• WORK TASK
Give back all the data below exactly as it is shown.

• DATA FOR THIS EXERCISE
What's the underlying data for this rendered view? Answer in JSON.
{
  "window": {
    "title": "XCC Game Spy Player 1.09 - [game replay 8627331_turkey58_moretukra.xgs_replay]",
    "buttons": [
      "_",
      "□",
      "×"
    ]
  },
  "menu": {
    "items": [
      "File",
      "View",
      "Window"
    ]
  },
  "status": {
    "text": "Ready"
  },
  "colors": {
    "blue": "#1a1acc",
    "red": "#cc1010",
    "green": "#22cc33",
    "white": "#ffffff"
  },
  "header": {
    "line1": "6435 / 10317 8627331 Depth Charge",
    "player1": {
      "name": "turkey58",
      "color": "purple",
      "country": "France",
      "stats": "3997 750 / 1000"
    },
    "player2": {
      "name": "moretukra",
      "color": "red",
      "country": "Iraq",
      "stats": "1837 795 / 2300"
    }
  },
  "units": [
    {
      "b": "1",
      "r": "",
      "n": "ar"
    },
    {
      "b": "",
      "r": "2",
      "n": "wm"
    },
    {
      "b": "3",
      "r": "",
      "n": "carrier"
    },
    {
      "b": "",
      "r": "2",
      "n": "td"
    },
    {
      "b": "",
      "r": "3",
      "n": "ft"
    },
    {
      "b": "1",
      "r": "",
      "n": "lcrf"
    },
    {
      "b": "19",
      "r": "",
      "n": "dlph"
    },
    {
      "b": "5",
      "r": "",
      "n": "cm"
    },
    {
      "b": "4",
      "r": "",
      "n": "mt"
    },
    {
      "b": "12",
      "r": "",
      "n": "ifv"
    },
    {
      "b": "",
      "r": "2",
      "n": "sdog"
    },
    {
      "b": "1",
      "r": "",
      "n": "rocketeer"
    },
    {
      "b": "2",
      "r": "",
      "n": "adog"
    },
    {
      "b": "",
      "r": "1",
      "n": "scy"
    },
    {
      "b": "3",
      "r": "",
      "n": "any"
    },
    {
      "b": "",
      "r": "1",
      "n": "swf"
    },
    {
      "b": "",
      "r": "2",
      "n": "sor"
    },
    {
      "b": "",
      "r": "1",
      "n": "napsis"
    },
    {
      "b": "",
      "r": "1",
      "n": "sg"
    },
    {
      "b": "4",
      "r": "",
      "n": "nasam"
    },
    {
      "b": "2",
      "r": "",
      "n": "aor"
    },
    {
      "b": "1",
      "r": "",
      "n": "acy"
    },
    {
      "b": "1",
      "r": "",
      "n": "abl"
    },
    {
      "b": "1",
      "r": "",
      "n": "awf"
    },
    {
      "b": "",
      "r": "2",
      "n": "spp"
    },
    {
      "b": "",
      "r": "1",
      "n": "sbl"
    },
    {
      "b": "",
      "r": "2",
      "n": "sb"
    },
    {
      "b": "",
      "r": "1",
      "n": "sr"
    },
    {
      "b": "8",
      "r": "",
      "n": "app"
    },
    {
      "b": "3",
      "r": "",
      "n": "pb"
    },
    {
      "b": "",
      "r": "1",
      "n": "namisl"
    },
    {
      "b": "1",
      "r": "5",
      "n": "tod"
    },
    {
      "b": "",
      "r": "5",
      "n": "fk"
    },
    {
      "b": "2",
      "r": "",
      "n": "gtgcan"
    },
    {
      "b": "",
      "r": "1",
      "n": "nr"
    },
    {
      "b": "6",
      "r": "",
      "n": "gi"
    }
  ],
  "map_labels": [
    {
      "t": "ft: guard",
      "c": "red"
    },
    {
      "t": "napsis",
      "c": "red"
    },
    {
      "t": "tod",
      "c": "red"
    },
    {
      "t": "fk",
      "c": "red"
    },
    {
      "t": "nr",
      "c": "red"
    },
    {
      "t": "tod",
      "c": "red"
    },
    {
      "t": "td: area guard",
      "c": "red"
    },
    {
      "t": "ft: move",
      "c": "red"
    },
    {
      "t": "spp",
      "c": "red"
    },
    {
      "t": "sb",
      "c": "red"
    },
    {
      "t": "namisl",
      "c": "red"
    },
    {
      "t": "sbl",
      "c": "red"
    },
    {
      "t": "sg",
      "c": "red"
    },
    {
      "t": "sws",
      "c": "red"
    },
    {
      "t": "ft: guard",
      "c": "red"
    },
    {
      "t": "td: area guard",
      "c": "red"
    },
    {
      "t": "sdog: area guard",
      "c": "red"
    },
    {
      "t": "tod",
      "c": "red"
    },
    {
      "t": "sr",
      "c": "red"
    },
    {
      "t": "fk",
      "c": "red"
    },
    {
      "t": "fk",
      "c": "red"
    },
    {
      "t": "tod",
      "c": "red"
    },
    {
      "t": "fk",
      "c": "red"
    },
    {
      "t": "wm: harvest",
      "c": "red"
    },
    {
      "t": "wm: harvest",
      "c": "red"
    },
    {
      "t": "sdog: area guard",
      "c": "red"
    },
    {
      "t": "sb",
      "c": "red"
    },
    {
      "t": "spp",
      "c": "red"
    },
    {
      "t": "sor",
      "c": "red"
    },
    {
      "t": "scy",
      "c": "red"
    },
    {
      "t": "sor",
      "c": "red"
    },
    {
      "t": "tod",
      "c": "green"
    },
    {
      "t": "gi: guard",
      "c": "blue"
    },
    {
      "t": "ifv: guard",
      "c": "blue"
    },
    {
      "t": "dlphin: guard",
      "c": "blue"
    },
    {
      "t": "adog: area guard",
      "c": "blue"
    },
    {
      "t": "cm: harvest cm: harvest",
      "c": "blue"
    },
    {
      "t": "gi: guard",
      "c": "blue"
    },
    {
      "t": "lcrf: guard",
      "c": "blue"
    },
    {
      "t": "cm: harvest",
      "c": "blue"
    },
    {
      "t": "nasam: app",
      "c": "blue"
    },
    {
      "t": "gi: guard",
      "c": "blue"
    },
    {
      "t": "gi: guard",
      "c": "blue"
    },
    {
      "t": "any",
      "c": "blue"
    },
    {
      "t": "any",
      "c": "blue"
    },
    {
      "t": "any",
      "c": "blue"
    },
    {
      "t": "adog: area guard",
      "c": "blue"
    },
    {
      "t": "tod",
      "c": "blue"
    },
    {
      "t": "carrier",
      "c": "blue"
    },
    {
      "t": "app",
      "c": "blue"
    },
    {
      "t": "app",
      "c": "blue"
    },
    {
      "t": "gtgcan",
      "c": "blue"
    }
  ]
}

• OUTPUT BELOW
What's the underlying data for this rendered view? Answer in JSON.
{
  "window": {
    "title": "XCC Game Spy Player 1.09 - [game replay 8627331_turkey58_moretukra.xgs_replay]",
    "buttons": [
      "_",
      "□",
      "×"
    ]
  },
  "menu": {
    "items": [
      "File",
      "View",
      "Window"
    ]
  },
  "status": {
    "text": "Ready"
  },
  "colors": {
    "blue": "#1a1acc",
    "red": "#cc1010",
    "green": "#22cc33",
    "white": "#ffffff"
  },
  "header": {
    "line1": "6435 / 10317 8627331 Depth Charge",
    "player1": {
      "name": "turkey58",
      "color": "purple",
      "country": "France",
      "stats": "3997 750 / 1000"
    },
    "player2": {
      "name": "moretukra",
      "color": "red",
      "country": "Iraq",
      "stats": "1837 795 / 2300"
    }
  },
  "units": [
    {
      "b": "1",
      "r": "",
      "n": "ar"
    },
    {
      "b": "",
      "r": "2",
      "n": "wm"
    },
    {
      "b": "3",
      "r": "",
      "n": "carrier"
    },
    {
      "b": "",
      "r": "2",
      "n": "td"
    },
    {
      "b": "",
      "r": "3",
      "n": "ft"
    },
    {
      "b": "1",
      "r": "",
      "n": "lcrf"
    },
    {
      "b": "19",
      "r": "",
      "n": "dlph"
    },
    {
      "b": "5",
      "r": "",
      "n": "cm"
    },
    {
      "b": "4",
      "r": "",
      "n": "mt"
    },
    {
      "b": "12",
      "r": "",
      "n": "ifv"
    },
    {
      "b": "",
      "r": "2",
      "n": "sdog"
    },
    {
      "b": "1",
      "r": "",
      "n": "rocketeer"
    },
    {
      "b": "2",
      "r": "",
      "n": "adog"
    },
    {
      "b": "",
      "r": "1",
      "n": "scy"
    },
    {
      "b": "3",
      "r": "",
      "n": "any"
    },
    {
      "b": "",
      "r": "1",
      "n": "swf"
    },
    {
      "b": "",
      "r": "2",
      "n": "sor"
    },
    {
      "b": "",
      "r": "1",
      "n": "napsis"
    },
    {
      "b": "",
      "r": "1",
      "n": "sg"
    },
    {
      "b": "4",
      "r": "",
      "n": "nasam"
    },
    {
      "b": "2",
      "r": "",
      "n": "aor"
    },
    {
      "b": "1",
      "r": "",
      "n": "acy"
    },
    {
      "b": "1",
      "r": "",
      "n": "abl"
    },
    {
      "b": "1",
      "r": "",
      "n": "awf"
    },
    {
      "b": "",
      "r": "2",
      "n": "spp"
    },
    {
      "b": "",
      "r": "1",
      "n": "sbl"
    },
    {
      "b": "",
      "r": "2",
      "n": "sb"
    },
    {
      "b": "",
      "r": "1",
      "n": "sr"
    },
    {
      "b": "8",
      "r": "",
      "n": "app"
    },
    {
      "b": "3",
      "r": "",
      "n": "pb"
    },
    {
      "b": "",
      "r": "1",
      "n": "namisl"
    },
    {
      "b": "1",
      "r": "5",
      "n": "tod"
    },
    {
      "b": "",
      "r": "5",
      "n": "fk"
    },
    {
      "b": "2",
      "r": "",
      "n": "gtgcan"
    },
    {
      "b": "",
      "r": "1",
      "n": "nr"
    },
    {
      "b": "6",
      "r": "",
      "n": "gi"
    }
  ],
  "map_labels": [
    {
      "t": "ft: guard",
      "c": "red"
    },
    {
      "t": "napsis",
      "c": "red"
    },
    {
      "t": "tod",
      "c": "red"
    },
    {
      "t": "fk",
      "c": "red"
    },
    {
      "t": "nr",
      "c": "red"
    },
    {
      "t": "tod",
      "c": "red"
    },
    {
      "t": "td: area guard",
      "c": "red"
    },
    {
      "t": "ft: move",
      "c": "red"
    },
    {
      "t": "spp",
      "c": "red"
    },
    {
      "t": "sb",
      "c": "red"
    },
    {
      "t": "namisl",
      "c": "red"
    },
    {
      "t": "sbl",
      "c": "red"
    },
    {
      "t": "sg",
      "c": "red"
    },
    {
      "t": "sws",
      "c": "red"
    },
    {
      "t": "ft: guard",
      "c": "red"
    },
    {
      "t": "td: area guard",
      "c": "red"
    },
    {
      "t": "sdog: area guard",
      "c": "red"
    },
    {
      "t": "tod",
      "c": "red"
    },
    {
      "t": "sr",
      "c": "red"
    },
    {
      "t": "fk",
      "c": "red"
    },
    {
      "t": "fk",
      "c": "red"
    },
    {
      "t": "tod",
      "c": "red"
    },
    {
      "t": "fk",
      "c": "red"
    },
    {
      "t": "wm: harvest",
      "c": "red"
    },
    {
      "t": "wm: harvest",
      "c": "red"
    },
    {
      "t": "sdog: area guard",
      "c": "red"
    },
    {
      "t": "sb",
      "c": "red"
    },
    {
      "t": "spp",
      "c": "red"
    },
    {
      "t": "sor",
      "c": "red"
    },
    {
      "t": "scy",
      "c": "red"
    },
    {
      "t": "sor",
      "c": "red"
    },
    {
      "t": "tod",
      "c": "green"
    },
    {
      "t": "gi: guard",
      "c": "blue"
    },
    {
      "t": "ifv: guard",
      "c": "blue"
    },
    {
      "t": "dlphin: guard",
      "c": "blue"
    },
    {
      "t": "adog: area guard",
      "c": "blue"
    },
    {
      "t": "cm: harvest cm: harvest",
      "c": "blue"
    },
    {
      "t": "gi: guard",
      "c": "blue"
    },
    {
      "t": "lcrf: guard",
      "c": "blue"
    },
    {
      "t": "cm: harvest",
      "c": "blue"
    },
    {
      "t": "nasam: app",
      "c": "blue"
    },
    {
      "t": "gi: guard",
      "c": "blue"
    },
    {
      "t": "gi: guard",
      "c": "blue"
    },
    {
      "t": "any",
      "c": "blue"
    },
    {
      "t": "any",
      "c": "blue"
    },
    {
      "t": "any",
      "c": "blue"
    },
    {
      "t": "adog: area guard",
      "c": "blue"
    },
    {
      "t": "tod",
      "c": "blue"
    },
    {
      "t": "carrier",
      "c": "blue"
    },
    {
      "t": "app",
      "c": "blue"
    },
    {
      "t": "app",
      "c": "blue"
    },
    {
      "t": "gtgcan",
      "c": "blue"
    }
  ]
}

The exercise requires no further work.